Malzahn was asked whether he would coach the Red Wolves in the GoDaddy.com Bowl during his introductory press conference Tuesday night at Auburn. “I need to talk with their administration and all that, but I’ll say this — I am 100 percent committed to Auburn and getting this thing going as soon as possible,” Malzahn said.
A university spokesperson said ASU System President Dr. Chuck Welch and ASU Chancellor Dr. Tim Hudson would not comment Tuesday beyond their statements in the university’s announcement.
Malzahn was introduced as Auburn’s head coach during a press conference Tuesday night, returning to the program he served for three seasons as offensive coordinator. Earlier Tuesday, he met with the Red Wolves to inform them of his departure.
“Coach Gus Malzahn informed us this afternoon that he would be accepting the head coaching position at Auburn University,” Hudson said. “We appreciate his contributions to our conference championship season and wish him well.”
ASU has started a search for a coach who will be the Red Wolves’ fourth in four seasons. Steve Roberts led ASU in 2010, the last of his nine seasons as head coach, and Hugh Freeze guided the 2011 Sun Belt championship team before accepting the head coaching position at Ole Miss.
ASU gave Malzahn a five-year contract with an estimated annual value of $850,000. The terms included a $700,000 buyout in the event of Malzahn’s resignation within the first year of the contract.
The contract also included a bonus of $50,000 for a conference championship and participation in a bowl game. According to the terms, the bonus is paid only if Malzahn is still employed by the university at the time the event occurs. Malzahn would also receive $10,000 for being named conference coach of the year, and the Sun Belt is scheduled to announce its postseason awards today.

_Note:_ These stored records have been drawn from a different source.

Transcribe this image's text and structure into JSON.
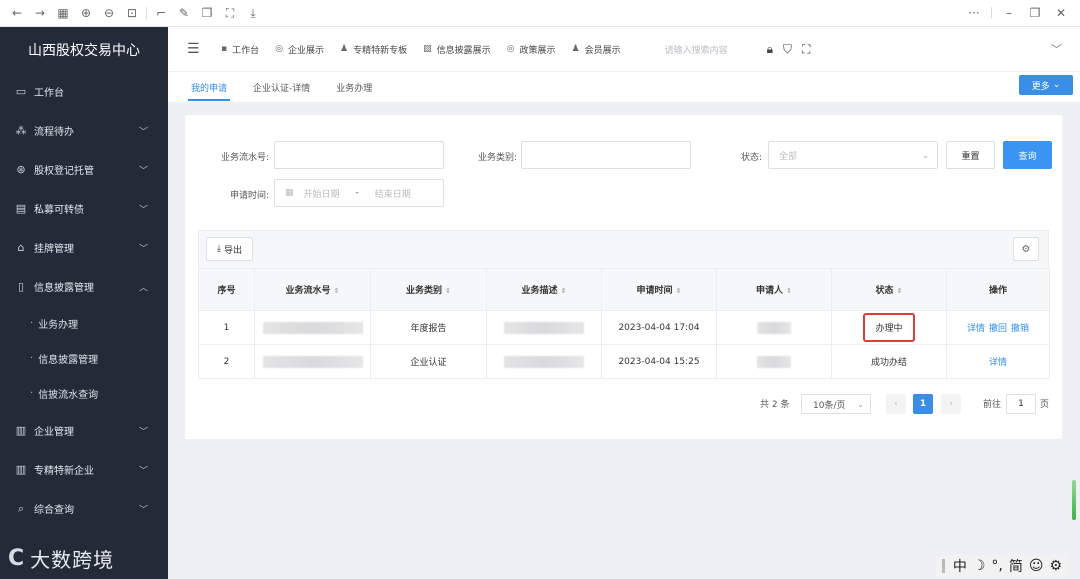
{
  "browser": {
    "icons": [
      "back-icon",
      "forward-icon",
      "apps-icon",
      "zoom-in-icon",
      "zoom-out-icon",
      "fit-icon",
      "crop-icon",
      "edit-icon",
      "copy-icon",
      "capture-icon",
      "download-icon"
    ],
    "menu_dots": "···"
  },
  "sidebar": {
    "brand": "山西股权交易中心",
    "items": [
      {
        "label": "工作台",
        "icon": "monitor-icon",
        "icon_glyph": "▭",
        "expandable": false
      },
      {
        "label": "流程待办",
        "icon": "flow-icon",
        "icon_glyph": "⁂",
        "expandable": true
      },
      {
        "label": "股权登记托管",
        "icon": "badge-icon",
        "icon_glyph": "⊛",
        "expandable": true
      },
      {
        "label": "私募可转债",
        "icon": "doc-icon",
        "icon_glyph": "▤",
        "expandable": true
      },
      {
        "label": "挂牌管理",
        "icon": "bag-icon",
        "icon_glyph": "⌂",
        "expandable": true
      },
      {
        "label": "信息披露管理",
        "icon": "file-icon",
        "icon_glyph": "▯",
        "expandable": true,
        "expanded": true
      }
    ],
    "subitems": [
      "业务办理",
      "信息披露管理",
      "信披流水查询"
    ],
    "items2": [
      {
        "label": "企业管理",
        "icon": "building-icon",
        "icon_glyph": "▥",
        "expandable": true
      },
      {
        "label": "专精特新企业",
        "icon": "building2-icon",
        "icon_glyph": "▥",
        "expandable": true
      },
      {
        "label": "综合查询",
        "icon": "search-icon",
        "icon_glyph": "⌕",
        "expandable": true
      }
    ],
    "watermark": "大数跨境"
  },
  "topnav": {
    "links": [
      {
        "label": "工作台",
        "glyph": "▪"
      },
      {
        "label": "企业展示",
        "glyph": "◎"
      },
      {
        "label": "专精特新专板",
        "glyph": "♟"
      },
      {
        "label": "信息披露展示",
        "glyph": "▨"
      },
      {
        "label": "政策展示",
        "glyph": "◎"
      },
      {
        "label": "会员展示",
        "glyph": "♟"
      }
    ],
    "search_placeholder": "请输入搜索内容"
  },
  "tabs": {
    "items": [
      "我的申请",
      "企业认证-详情",
      "业务办理"
    ],
    "active": 0,
    "more_label": "更多"
  },
  "form": {
    "serial_label": "业务流水号:",
    "category_label": "业务类别:",
    "status_label": "状态:",
    "status_value": "全部",
    "time_label": "申请时间:",
    "start_placeholder": "开始日期",
    "end_placeholder": "结束日期",
    "range_sep": "-",
    "reset_label": "重置",
    "query_label": "查询"
  },
  "toolbar": {
    "export_label": "导出"
  },
  "table": {
    "columns": [
      "序号",
      "业务流水号",
      "业务类别",
      "业务描述",
      "申请时间",
      "申请人",
      "状态",
      "操作"
    ],
    "rows": [
      {
        "index": "1",
        "category": "年度报告",
        "time": "2023-04-04 17:04",
        "status": "办理中",
        "actions": [
          "详情",
          "撤回",
          "撤销"
        ]
      },
      {
        "index": "2",
        "category": "企业认证",
        "time": "2023-04-04 15:25",
        "status": "成功办结",
        "actions": [
          "详情"
        ]
      }
    ]
  },
  "pager": {
    "total": "共 2 条",
    "page_size": "10条/页",
    "current": "1",
    "goto_label": "前往",
    "goto_value": "1",
    "goto_unit": "页"
  },
  "ime": {
    "mode": "中",
    "simplified": "简"
  },
  "colors": {
    "primary": "#2f8cf0",
    "sidebar_bg": "#232b39",
    "highlight_border": "#e03a3a"
  }
}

ASU announced plans in September to build a $22 million football facility that will be funded through private donations. Those plans remain in place, Welch said.
“We remain firmly committed to our facilities upgrade plans,” Welch said. “We owe this to our student-athletes and fans, and we remain excited about the opportunities ahead for the Red Wolves.”
ASU attracted national attention a year ago when Malzahn, known for his expertise in developing fast-paced, high-scoring offenses, agreed to return to his home state as the Red Wolves’ head coach.
Malzahn, 47, had spent the previous three seasons at Auburn, winning the 2010 Broyles Award as the nation’s top assistant coach. The Tigers won the 2010 BCS national championship with Malzahn calling plays and Heisman Trophy winner Cam Newton at quarterback.
ASU put up impressive numbers this season with senior quarterback Ryan Aplin running Malzahn’s system. The Red Wolves lead the Sun Belt in scoring (36.4 points per game), rushing offense (217.4 yards per game) and passing efficiency (155.4 rating).
Saturday’s 45-0 win over Middle Tennessee State, the Red Wolves’ seventh consecutive victory, gave ASU its second straight Sun Belt title. The Red Wolves accepted a GoDaddy.com Bowl bid on Sunday.
Reports indicate Malzahn interviewed with Auburn earlier this week. Auburn athletic director Jay Jacobs described Malzahn as “a proven winner” and as “one of brightest minds in college football.”
Malzahn received a five-year contract at Auburn with an annual salary of $2.3 million, according to the Associated Press. In a statement released by Auburn, Malzahn said he is grateful for the opportunity to become the Tigers’ head coach.
“It’s an outstanding institution with a storied football program that I had the pleasure of experiencing firsthand for three years,” Malzahn said. “I deeply appreciate the confidence that (Auburn president) Dr. (Jay) Gogue, Jay Jacobs and the search committee had in my ability to turn this program around and to bring Auburn back to national prominence. This is a homecoming for me, and I look forward to being reunited with the Auburn family.”